etc/webapp/WEB-INF/web.xml. You should look at each configured service, servlet or filter and ask yourself: do we use this? Most production environments are unlikely to need WebDAV.
- Extension Modules
eXist-db loads several XQuery and Index extension modules by default. You should modify the
etc/conf.xmland only load what you need for your application.
If you make use of the Cache Module, you should make sure that it has either a
expireAfterAccessbound configured, this ensures that the Cache can consume all memory.
You should ensure that you have enough memory and disk space in your system so that eXist-db can cope with peak demands.
However you decide to deploy and start eXist, please ensure that you allocate enough maximum memory to eXist-db uwing the Java
These two settings in
etc/conf.xmlshould be adjusted appropriately based on your
-Xmxsetting (see above). See the tuning guide for advice on sensible values.
- Disk space
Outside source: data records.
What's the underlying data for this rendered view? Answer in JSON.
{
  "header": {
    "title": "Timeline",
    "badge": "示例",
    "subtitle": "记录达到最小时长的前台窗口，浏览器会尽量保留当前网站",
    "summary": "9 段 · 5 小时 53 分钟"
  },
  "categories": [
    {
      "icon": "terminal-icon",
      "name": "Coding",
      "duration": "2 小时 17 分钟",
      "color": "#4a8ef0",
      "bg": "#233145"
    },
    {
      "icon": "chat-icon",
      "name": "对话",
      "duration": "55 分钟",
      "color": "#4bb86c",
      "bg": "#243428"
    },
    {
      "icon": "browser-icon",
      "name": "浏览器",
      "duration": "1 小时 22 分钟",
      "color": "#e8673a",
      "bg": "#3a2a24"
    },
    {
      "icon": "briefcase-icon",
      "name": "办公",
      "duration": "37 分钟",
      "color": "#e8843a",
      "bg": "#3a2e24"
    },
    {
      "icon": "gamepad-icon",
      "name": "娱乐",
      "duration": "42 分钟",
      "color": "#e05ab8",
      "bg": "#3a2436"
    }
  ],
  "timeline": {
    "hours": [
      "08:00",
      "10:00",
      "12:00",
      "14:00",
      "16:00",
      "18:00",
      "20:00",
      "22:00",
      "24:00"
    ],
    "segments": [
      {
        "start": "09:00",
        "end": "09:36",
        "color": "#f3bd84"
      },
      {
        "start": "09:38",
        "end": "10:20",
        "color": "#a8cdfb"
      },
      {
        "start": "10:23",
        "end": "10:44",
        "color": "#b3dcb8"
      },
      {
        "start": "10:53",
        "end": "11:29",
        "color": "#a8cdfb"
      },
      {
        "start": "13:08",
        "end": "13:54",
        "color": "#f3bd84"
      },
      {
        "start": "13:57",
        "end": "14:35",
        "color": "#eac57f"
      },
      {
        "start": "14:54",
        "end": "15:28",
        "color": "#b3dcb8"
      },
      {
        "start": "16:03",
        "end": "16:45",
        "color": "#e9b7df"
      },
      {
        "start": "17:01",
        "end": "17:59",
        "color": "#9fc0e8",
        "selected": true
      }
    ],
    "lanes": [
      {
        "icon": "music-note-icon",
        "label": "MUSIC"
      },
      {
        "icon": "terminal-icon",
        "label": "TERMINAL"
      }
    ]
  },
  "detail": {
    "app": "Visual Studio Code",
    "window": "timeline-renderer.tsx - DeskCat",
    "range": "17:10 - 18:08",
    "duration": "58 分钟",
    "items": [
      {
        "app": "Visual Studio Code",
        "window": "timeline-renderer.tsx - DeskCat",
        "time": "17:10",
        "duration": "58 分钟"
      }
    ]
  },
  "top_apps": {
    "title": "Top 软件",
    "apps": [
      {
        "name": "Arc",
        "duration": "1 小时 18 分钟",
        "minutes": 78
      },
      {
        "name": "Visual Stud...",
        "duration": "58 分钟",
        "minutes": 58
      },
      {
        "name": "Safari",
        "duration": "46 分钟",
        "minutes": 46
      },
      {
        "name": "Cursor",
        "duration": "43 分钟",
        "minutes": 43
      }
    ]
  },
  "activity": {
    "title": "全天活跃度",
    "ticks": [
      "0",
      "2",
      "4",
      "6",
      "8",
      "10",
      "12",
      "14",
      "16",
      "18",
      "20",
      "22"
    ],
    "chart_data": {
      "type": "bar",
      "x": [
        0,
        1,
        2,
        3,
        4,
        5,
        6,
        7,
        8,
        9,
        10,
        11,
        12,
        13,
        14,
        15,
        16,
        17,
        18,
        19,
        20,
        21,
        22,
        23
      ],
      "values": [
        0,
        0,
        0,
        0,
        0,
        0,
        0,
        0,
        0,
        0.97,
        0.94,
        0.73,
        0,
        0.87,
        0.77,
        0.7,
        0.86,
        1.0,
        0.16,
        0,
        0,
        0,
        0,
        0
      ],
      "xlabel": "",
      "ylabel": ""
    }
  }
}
Please ensure that you have plenty of space for your database to grow. Unsurprisingly, running out of disk space can result in database corruptions or having to rollback the database to a known state.
Keeping the eXist-db application, data and journal on separate disks, connected to
different I/O channels, can have a positive impact on performance. The location of
the data files and journals can be changed in
In addition to gain the absolute best performance, for eXist-db 5.0.0 or newer, it
may be beneficial to disable Lock Event Tracking in the Lock Table. The Lock Table
can be disabled in the
etc/conf.xml configuration file.
This is fundamental: Make sure you have them, that they are up-to-date and that a restore is possible!
eXist-db provides 3 different mechanisms for performing backups -
Full database backup.
Differential database backup.
Snapshot of the database data files.
Each of these backup mechanisms can be scheduled, either with eXist-db or with your
operating system scheduler. See the backup article and
conf.xml for further details.
eXist-db, like any Web Application Server, should not be directly exposed to the Web. Instead, we strongly recommend proxying eXist-db through a Web Server such as Nginx or Apache HTTPD. See here for further details.
If you proxy eXist-db through a Web Server, you can also configure your firewall to allow external access directly to the Web Server only. If done correctly this means that web users will not be able to access any eXist-db services directly, except your application, which is proxyied into the Web Servers namespace.
eXist-db by default operates inside the Jetty Application Server. Jetty (and most other Java Application Servers) provides a mechanism for enabling dynamic GZip compression of resources. In other words: Jetty can be configured to dynamically GZip compress any resource received from the server by HTTP. Enabling dynamic GZip compression can reduce the size of transfers, and as such reduce the transfer time of resources from the server to the client, hopefully resulting in a faster experience for the end-user.
GZip Compression can be enabled in
web.xml, which can be found in
$EXIST_HOME/etc/webapp/WEB-INF/web.xml for default deployments
$EXIST_HOME/etc/jetty/standalone/WEB-INF/web.xml for standalone